  • Small Role, Big Impact: The Preschool Teacher's treatment of Bart, is the reason Bart is Bart today. What makes it worse is that Bart was just 5 years old and her actions made Bart actually consider suicide. To specify, the teacher basically wrote off Bart as a lost cause because he didn't catch on to things as quickly as the other kids:
    Bart: (singing) B-I-*clap*-*clap*-*clap*-O and Bingo was his name-o.
    Teacher: (writing on a clip board) Extra clap; not college material.
  • Start of Darkness: The flashback of how Lisa got her saxophone also contains the tragi-comic story of how Bart became a bad kid at school (his kindergarten teacher openly told him he had no future whatsoever and he was bullied by Jimbo Jones).
  • Stepford Smiler: Marge reveals that sometimes she feels so smothered by being a mother that she wants to scream until her head explodes. Sadly, no one shows any concern for her about it and she continues repressing her feelings.
  • Stylistic Suck: Marge's loud, high-pitched, out of tune delivery of the line "and you knew where you were then" cemented the All in the Family parody.

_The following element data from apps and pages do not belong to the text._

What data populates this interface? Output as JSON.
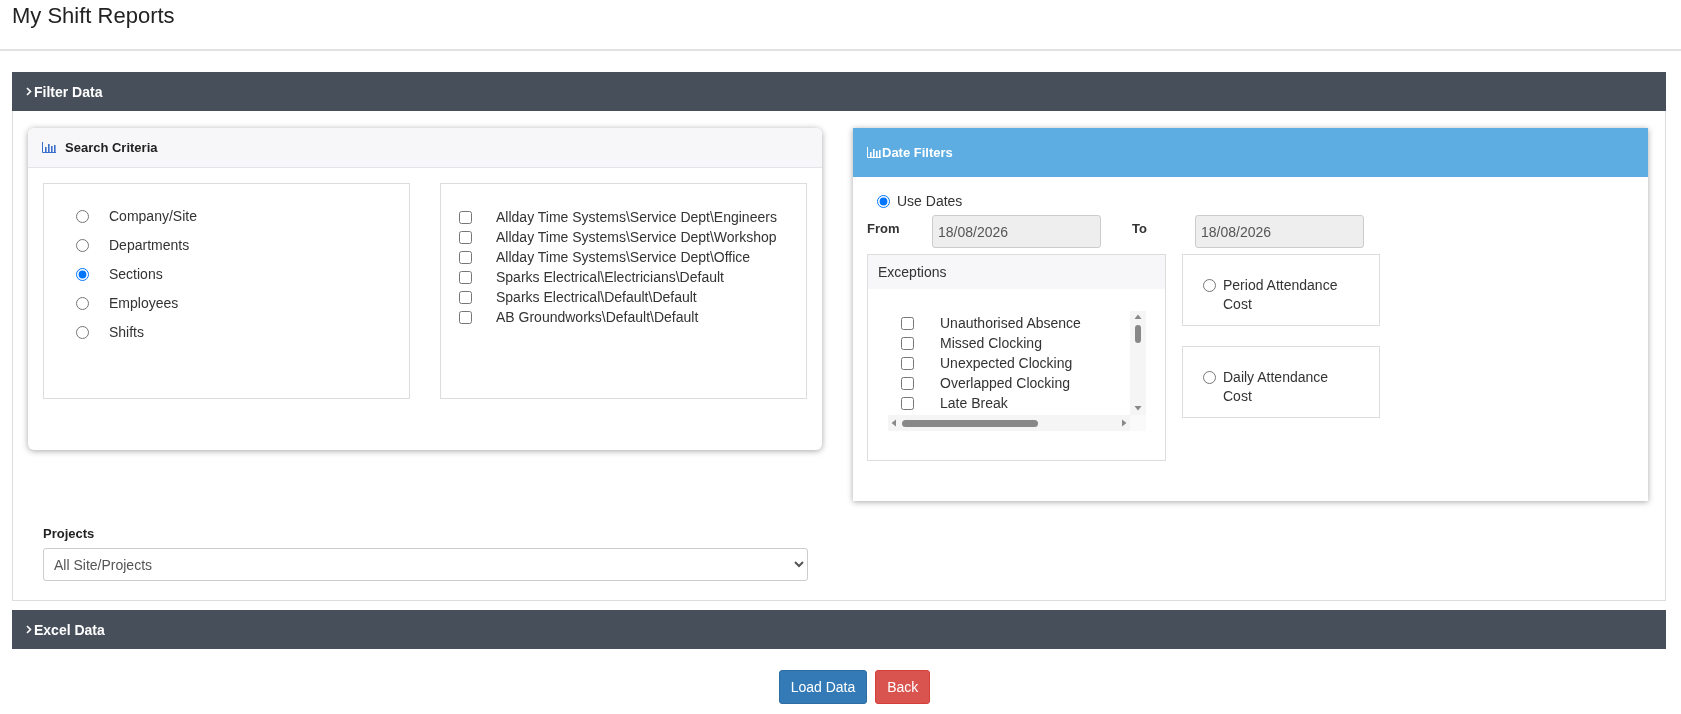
{
  "page_title": "My Shift Reports",
  "filter_section": {
    "title": "Filter Data"
  },
  "search_criteria": {
    "title": "Search Criteria",
    "options": [
      {
        "label": "Company/Site",
        "selected": false
      },
      {
        "label": "Departments",
        "selected": false
      },
      {
        "label": "Sections",
        "selected": true
      },
      {
        "label": "Employees",
        "selected": false
      },
      {
        "label": "Shifts",
        "selected": false
      }
    ],
    "items": [
      {
        "label": "Allday Time Systems\\Service Dept\\Engineers",
        "checked": false
      },
      {
        "label": "Allday Time Systems\\Service Dept\\Workshop",
        "checked": false
      },
      {
        "label": "Allday Time Systems\\Service Dept\\Office",
        "checked": false
      },
      {
        "label": "Sparks Electrical\\Electricians\\Default",
        "checked": false
      },
      {
        "label": "Sparks Electrical\\Default\\Default",
        "checked": false
      },
      {
        "label": "AB Groundworks\\Default\\Default",
        "checked": false
      }
    ]
  },
  "date_filters": {
    "title": "Date Filters",
    "use_dates": {
      "label": "Use Dates",
      "selected": true
    },
    "from_label": "From",
    "from_value": "18/08/2026",
    "to_label": "To",
    "to_value": "18/08/2026",
    "exceptions": {
      "title": "Exceptions",
      "items": [
        {
          "label": "Unauthorised Absence",
          "checked": false
        },
        {
          "label": "Missed Clocking",
          "checked": false
        },
        {
          "label": "Unexpected Clocking",
          "checked": false
        },
        {
          "label": "Overlapped Clocking",
          "checked": false
        },
        {
          "label": "Late Break",
          "checked": false
        }
      ]
    },
    "cost_options": [
      {
        "label": "Period Attendance Cost",
        "selected": false
      },
      {
        "label": "Daily Attendance Cost",
        "selected": false
      }
    ]
  },
  "projects": {
    "label": "Projects",
    "value": "All Site/Projects"
  },
  "excel_section": {
    "title": "Excel Data"
  },
  "buttons": [
    {
      "label": "Load Data",
      "kind": "primary"
    },
    {
      "label": "Back",
      "kind": "danger"
    }
  ]
}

  • Take That!: To The WB network.
    Michigan J. Frog: (singing) We're proud to present on the WB, another bad show that no one will see! (disgustedly walking off) Ah, I need a drink...
    • The blackboard gag for this episode is "I no longer want my MTV," which is what a lot of people have said about MTV thanks to its infamous Network Decay (airing shows that have nothing to do with music or music videos).
  • Tempting Fate: "School will be fun!" Sure it will, Bart...
  • Then Let Me Be Evil: Bart can't win with his kindergarten teacher no matter what he does. At least as the smart-mouthed Class Clown he earns the admiration of his fellow students.
  • The Thing That Would Not Leave: Apu, who lampshades this with "For no reason, here's Apu..." as he joins in the reprise of "Those Were The Days", and periodically makes wisecracks.
    Homer: Aww, but Marge, am I doomed to spend the rest of my life sweating like a pig?
    Bart: Yeah, not to mention looking like a pig, eating like a pig...
    Apu: (through window) Don't forget the smell!
    Homer: Will you get off my front lawn?
    Apu: Why don't you make me?
    Abe: (covering his eyes) Where's Maggie? Where's Maggie? I'm not kidding, I can't see! My retinas have detached again!
    (Homer and Marge laugh)
    Apu: (walking in, laughing) He is blind as a bat!
  • Two Roads Before You: After witnessing his antics, Skinner tells Bart he can either continue being a class clown or apologize right now and be well-behaved.
    Skinner: You listen to me, son. You've just started school, and the path you choose now may be the one you follow for the rest of your life. Now, what do you say?
    Bart: Eat my shorts.
  • Unexpectedly Dark Episode: The story of how Lisa got her first saxophone turns out to be intimately intertwined with the story of how the school, the Simpson parents, and Bart himself gave up on Bart's future and put their hope in Lisa instead, all when the two were respectively five and three years old.